The Coast Guard said there is a revised strategy to refloat the Ever Forward, and the second attempt to get the grounded container ship out of Chesapeake Bay could take more than two weeks.
“Salvage experts determined they would not be able to overcome the ground force of the Ever Forward in its current loaded condition. The new strategy offers the best chance of successfully refloating the Ever Forward,” the Coast Guard said in a press release Monday. It is working with the Maryland Department of the Environment and Evergreen Marine Corp. to remove the vessel from the shipping channel.
The 1,095-foot-long Ever Forward, with a carrying capacity of 11,850 twenty-foot equivalent units, ran aground in Chesapeake Bay near the Craighill channel March 13.
The Ever Forward grounding drew global attention not for disruption of the supply chain but for its name. Another Evergreen container ship, the Ever Given, notoriously blocked the Suez Canal for a week last year and sent the global supply chain — and mainstream media — into a tizzy.
The Ever Forward is not preventing other vessels from transiting to or from the Port of Baltimore, where it last berthed. As Lars Jensen, CEO of Vespucci Marine, noted soon after the incident, the Ever Forward grounding “is not an event with major global ramifications.”
Still, it is a spectacle in Chesapeake Bay, and state and federal agencies began working with Evergreen almost immediately after the grounding to devise a strategy to get the container ship on its way.
The Coast Guard shared the first refloating plan on March 18. “After sufficient mud is excavated, the amount of ballast water on Ever Forward will be adjusted to reduce the ship’s weight and the refloating operation will begin using both the tugboats and the power of her main engine. The rescue team will carry out the plan utilizing the most beneficial high-tide period in the port area.”

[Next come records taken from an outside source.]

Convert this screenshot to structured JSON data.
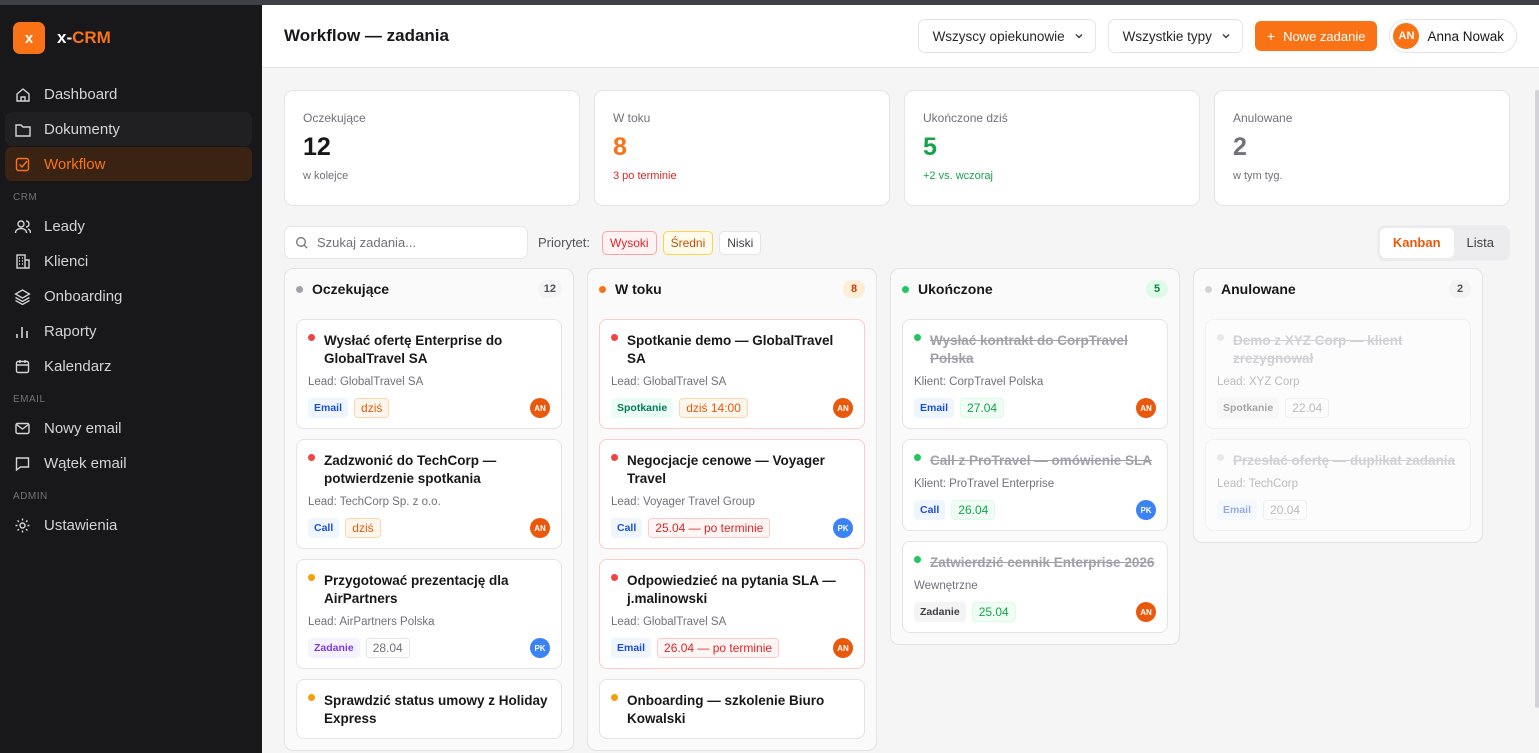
{
  "brand": {
    "logo": "x",
    "name_prefix": "x-",
    "name_accent": "CRM"
  },
  "sidebar": {
    "items": [
      {
        "label": "Dashboard",
        "icon": "home-icon"
      },
      {
        "label": "Dokumenty",
        "icon": "folder-icon"
      },
      {
        "label": "Workflow",
        "icon": "checkbox-icon",
        "active": true
      }
    ],
    "crm_section": "CRM",
    "crm_items": [
      {
        "label": "Leady",
        "icon": "users-icon"
      },
      {
        "label": "Klienci",
        "icon": "building-icon"
      },
      {
        "label": "Onboarding",
        "icon": "layers-icon"
      },
      {
        "label": "Raporty",
        "icon": "bar-chart-icon"
      },
      {
        "label": "Kalendarz",
        "icon": "calendar-icon"
      }
    ],
    "email_section": "EMAIL",
    "email_items": [
      {
        "label": "Nowy email",
        "icon": "mail-icon"
      },
      {
        "label": "Wątek email",
        "icon": "message-icon"
      }
    ],
    "admin_section": "ADMIN",
    "admin_items": [
      {
        "label": "Ustawienia",
        "icon": "gear-icon"
      }
    ]
  },
  "header": {
    "title": "Workflow — zadania",
    "filter_owner": "Wszyscy opiekunowie",
    "filter_type": "Wszystkie typy",
    "new_button": "Nowe zadanie",
    "user_initials": "AN",
    "user_name": "Anna Nowak"
  },
  "stats": [
    {
      "label": "Oczekujące",
      "value": "12",
      "sub": "w kolejce",
      "color": "#18181b",
      "sub_color": "#71717a"
    },
    {
      "label": "W toku",
      "value": "8",
      "sub": "3 po terminie",
      "color": "#f97316",
      "sub_color": "#dc2626"
    },
    {
      "label": "Ukończone dziś",
      "value": "5",
      "sub": "+2 vs. wczoraj",
      "color": "#16a34a",
      "sub_color": "#16a34a"
    },
    {
      "label": "Anulowane",
      "value": "2",
      "sub": "w tym tyg.",
      "color": "#71717a",
      "sub_color": "#71717a"
    }
  ],
  "filters": {
    "search_placeholder": "Szukaj zadania...",
    "priority_label": "Priorytet:",
    "priority_high": "Wysoki",
    "priority_mid": "Średni",
    "priority_low": "Niski",
    "view_kanban": "Kanban",
    "view_list": "Lista"
  },
  "columns": [
    {
      "title": "Oczekujące",
      "count": "12",
      "dot": "#a1a1aa",
      "count_bg": "#f4f4f5",
      "count_fg": "#52525b",
      "cards": [
        {
          "title": "Wysłać ofertę Enterprise do GlobalTravel SA",
          "prio": "#ef4444",
          "sub": "Lead: GlobalTravel SA",
          "tag": "Email",
          "tag_cls": "email",
          "date": "dziś",
          "date_cls": "orange",
          "avatar": "AN"
        },
        {
          "title": "Zadzwonić do TechCorp — potwierdzenie spotkania",
          "prio": "#ef4444",
          "sub": "Lead: TechCorp Sp. z o.o.",
          "tag": "Call",
          "tag_cls": "call",
          "date": "dziś",
          "date_cls": "orange",
          "avatar": "AN"
        },
        {
          "title": "Przygotować prezentację dla AirPartners",
          "prio": "#f59e0b",
          "sub": "Lead: AirPartners Polska",
          "tag": "Zadanie",
          "tag_cls": "task",
          "date": "28.04",
          "date_cls": "",
          "avatar": "PK"
        },
        {
          "title": "Sprawdzić status umowy z Holiday Express",
          "prio": "#f59e0b",
          "sub": "",
          "tag": "",
          "tag_cls": "",
          "date": "",
          "date_cls": "",
          "avatar": ""
        }
      ]
    },
    {
      "title": "W toku",
      "count": "8",
      "dot": "#f97316",
      "count_bg": "#ffedd5",
      "count_fg": "#c2410c",
      "cards": [
        {
          "title": "Spotkanie demo — GlobalTravel SA",
          "prio": "#ef4444",
          "sub": "Lead: GlobalTravel SA",
          "tag": "Spotkanie",
          "tag_cls": "meet",
          "date": "dziś 14:00",
          "date_cls": "orange",
          "avatar": "AN",
          "urgent": true
        },
        {
          "title": "Negocjacje cenowe — Voyager Travel",
          "prio": "#ef4444",
          "sub": "Lead: Voyager Travel Group",
          "tag": "Call",
          "tag_cls": "call",
          "date": "25.04 — po terminie",
          "date_cls": "red",
          "avatar": "PK",
          "urgent": true
        },
        {
          "title": "Odpowiedzieć na pytania SLA — j.malinowski",
          "prio": "#ef4444",
          "sub": "Lead: GlobalTravel SA",
          "tag": "Email",
          "tag_cls": "email",
          "date": "26.04 — po terminie",
          "date_cls": "red",
          "avatar": "AN",
          "urgent": true
        },
        {
          "title": "Onboarding — szkolenie Biuro Kowalski",
          "prio": "#f59e0b",
          "sub": "",
          "tag": "",
          "tag_cls": "",
          "date": "",
          "date_cls": "",
          "avatar": ""
        }
      ]
    },
    {
      "title": "Ukończone",
      "count": "5",
      "dot": "#22c55e",
      "count_bg": "#dcfce7",
      "count_fg": "#15803d",
      "cards": [
        {
          "title": "Wysłać kontrakt do CorpTravel Polska",
          "prio": "#22c55e",
          "sub": "Klient: CorpTravel Polska",
          "tag": "Email",
          "tag_cls": "email",
          "date": "27.04",
          "date_cls": "green",
          "avatar": "AN",
          "done": true
        },
        {
          "title": "Call z ProTravel — omówienie SLA",
          "prio": "#22c55e",
          "sub": "Klient: ProTravel Enterprise",
          "tag": "Call",
          "tag_cls": "call",
          "date": "26.04",
          "date_cls": "green",
          "avatar": "PK",
          "done": true
        },
        {
          "title": "Zatwierdzić cennik Enterprise 2026",
          "prio": "#22c55e",
          "sub": "Wewnętrzne",
          "tag": "Zadanie",
          "tag_cls": "int",
          "date": "25.04",
          "date_cls": "green",
          "avatar": "AN",
          "done": true
        }
      ]
    },
    {
      "title": "Anulowane",
      "count": "2",
      "dot": "#d4d4d8",
      "count_bg": "#f4f4f5",
      "count_fg": "#52525b",
      "cards": [
        {
          "title": "Demo z XYZ Corp — klient zrezygnował",
          "prio": "#d4d4d8",
          "sub": "Lead: XYZ Corp",
          "tag": "Spotkanie",
          "tag_cls": "int",
          "date": "22.04",
          "date_cls": "",
          "avatar": "",
          "faded": true
        },
        {
          "title": "Przesłać ofertę — duplikat zadania",
          "prio": "#d4d4d8",
          "sub": "Lead: TechCorp",
          "tag": "Email",
          "tag_cls": "email",
          "date": "20.04",
          "date_cls": "",
          "avatar": "",
          "faded": true
        }
      ]
    }
  ]
}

Following more than a week of dredging, an attempt to refloat the ship took place last Tuesday. The Ever Forward didn’t budge.
The Coast Guard said Monday that dredging to a channel depth of 43 feet would continue. But now containers will be removed from the Ever Forward “as soon as the installation of two crane barges with suitable lift heights” takes place.
The removed containers will be shuttled back to where they were onloaded, the Seagrit Marine Terminal at the Port of Baltimore.
“Once the containers are removed, tugs and pull barges will attempt another refloat,” the Coast Guard press release said, adding that “all aspects of the operation should take approximately two weeks. However, that timeline may change based on weather conditions and other variables outside of the control of the unified command.”
Meanwhile, a sensor system has been installed to constantly monitor the ship’s stability. Regular soundings of the fuel and ballast tanks are also being done, according to the Coast Guard.
The Ever Forward was bound for Norfolk, Virginia, when it ran aground. In addition to Baltimore, the container ship had called Colon, Panama, and Savannah, Georgia. The Ever Forward sails on the Ocean Alliance’s Asia-U.S. East Coast service. It was expected to call New York before transiting the Panama Canal to pick up cargo in China.